* [WORK TO BE COMPLETED] After removing every image, reproduce the data exactly as it appears.

* [App and web page records]

· · · · · · ·

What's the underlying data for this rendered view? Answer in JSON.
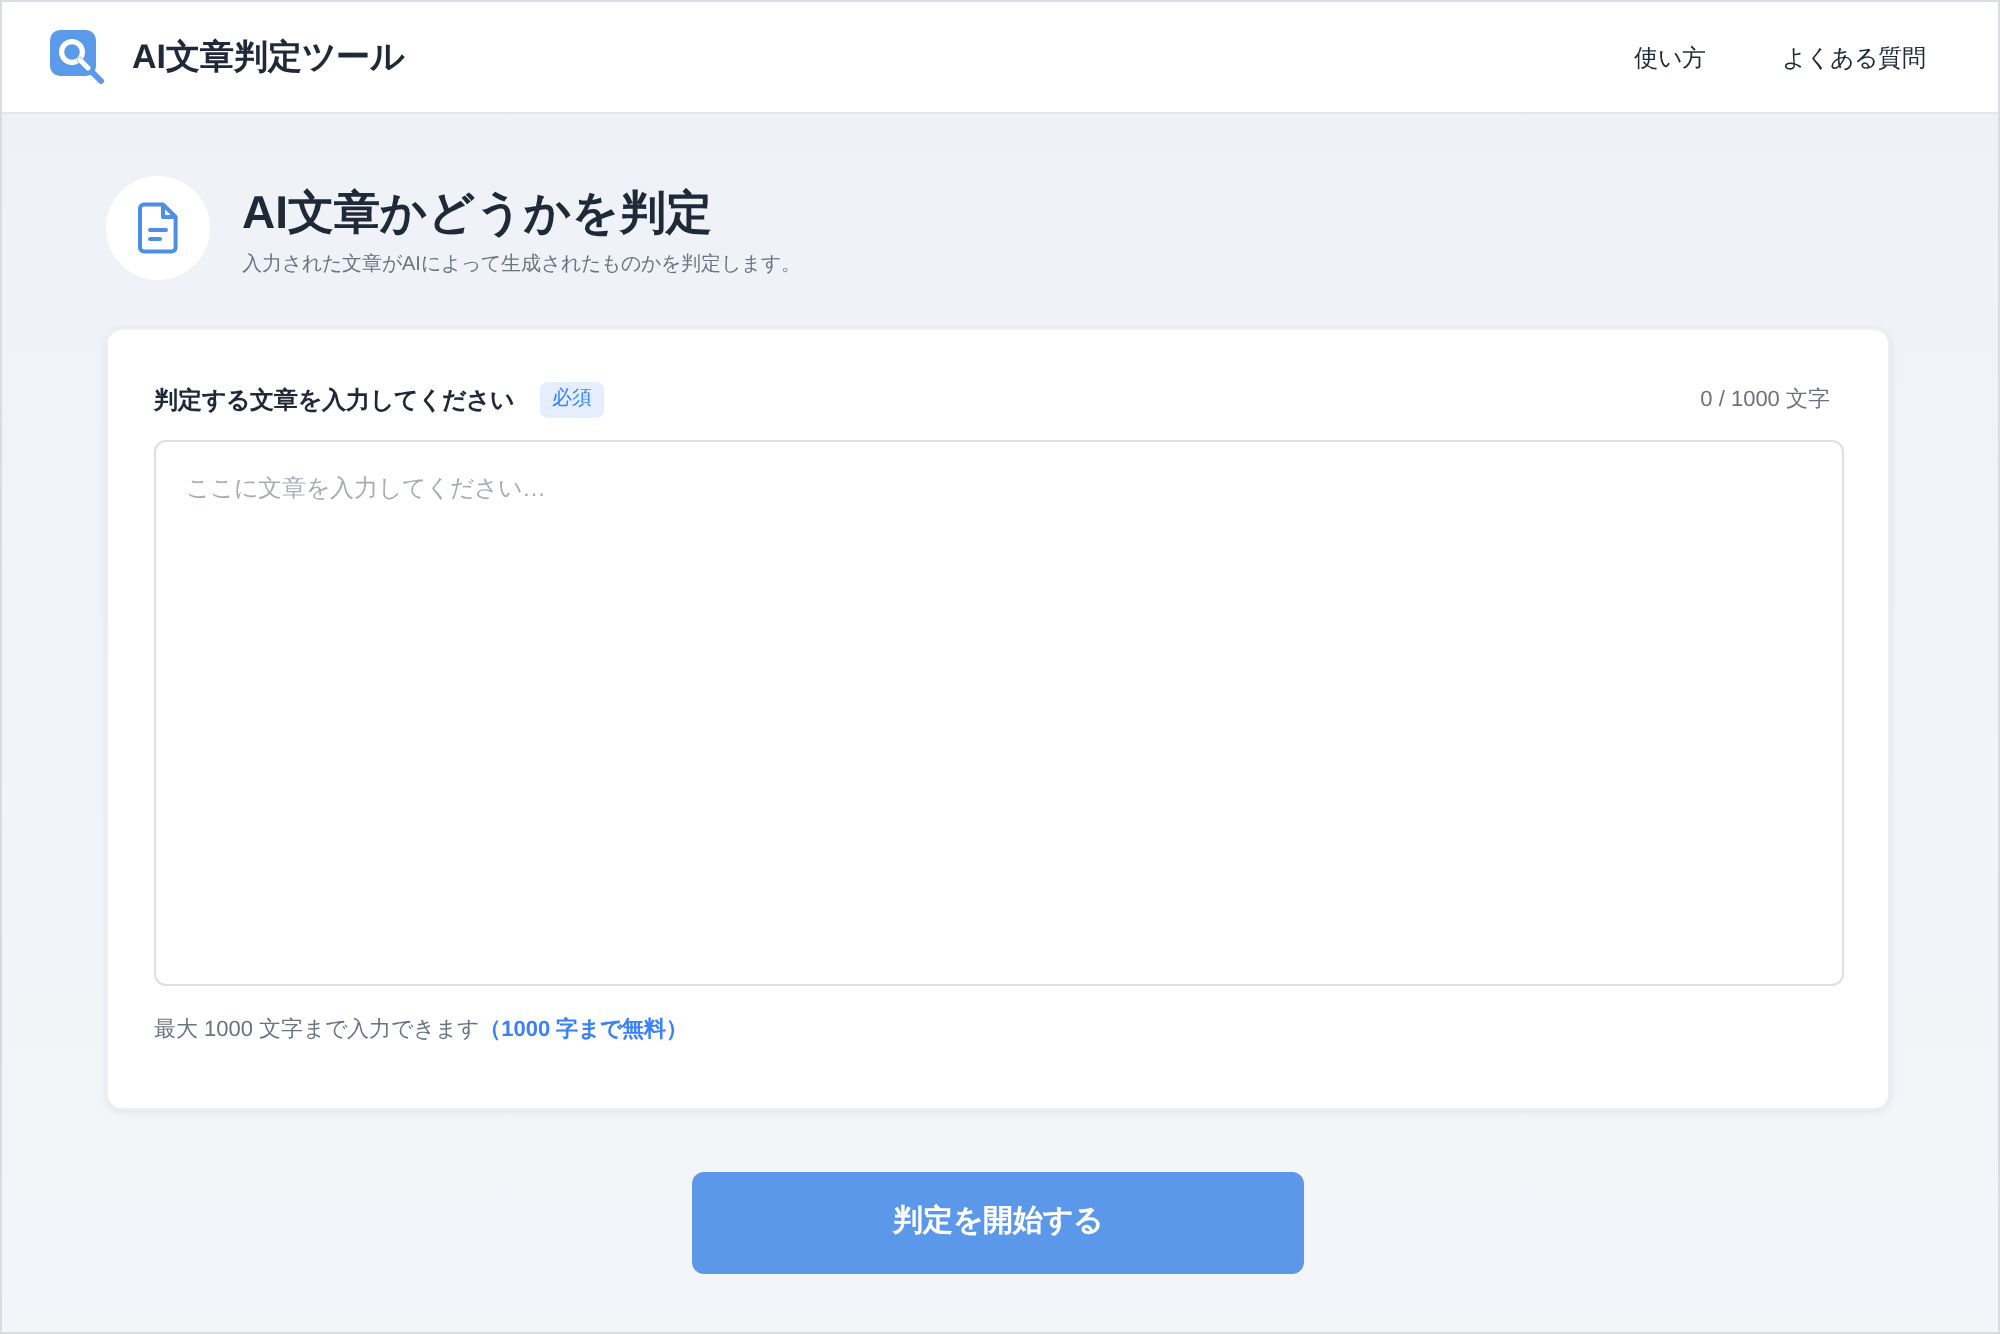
{
  "header": {
    "title": "AI文章判定ツール",
    "nav": [
      "使い方",
      "よくある質問"
    ]
  },
  "intro": {
    "title": "AI文章かどうかを判定",
    "subtitle": "入力された文章がAIによって生成されたものかを判定します。"
  },
  "form": {
    "label": "判定する文章を入力してください",
    "badge": "必須",
    "counter": "0 / 1000 文字",
    "textarea": {
      "placeholder": "ここに文章を入力してください…"
    },
    "helper": "最大 1000 文字まで入力できます",
    "note": "（1000 字まで無料）"
  },
  "submit_button": "判定を開始する"
}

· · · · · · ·

* [SOLUTION TO THE PROBLEM]
What's the underlying data for this rendered view? Answer in JSON.
{
  "header": {
    "title": "AI文章判定ツール",
    "nav": [
      "使い方",
      "よくある質問"
    ]
  },
  "intro": {
    "title": "AI文章かどうかを判定",
    "subtitle": "入力された文章がAIによって生成されたものかを判定します。"
  },
  "form": {
    "label": "判定する文章を入力してください",
    "badge": "必須",
    "counter": "0 / 1000 文字",
    "textarea": {
      "placeholder": "ここに文章を入力してください…"
    },
    "helper": "最大 1000 文字まで入力できます",
    "note": "（1000 字まで無料）"
  },
  "submit_button": "判定を開始する"
}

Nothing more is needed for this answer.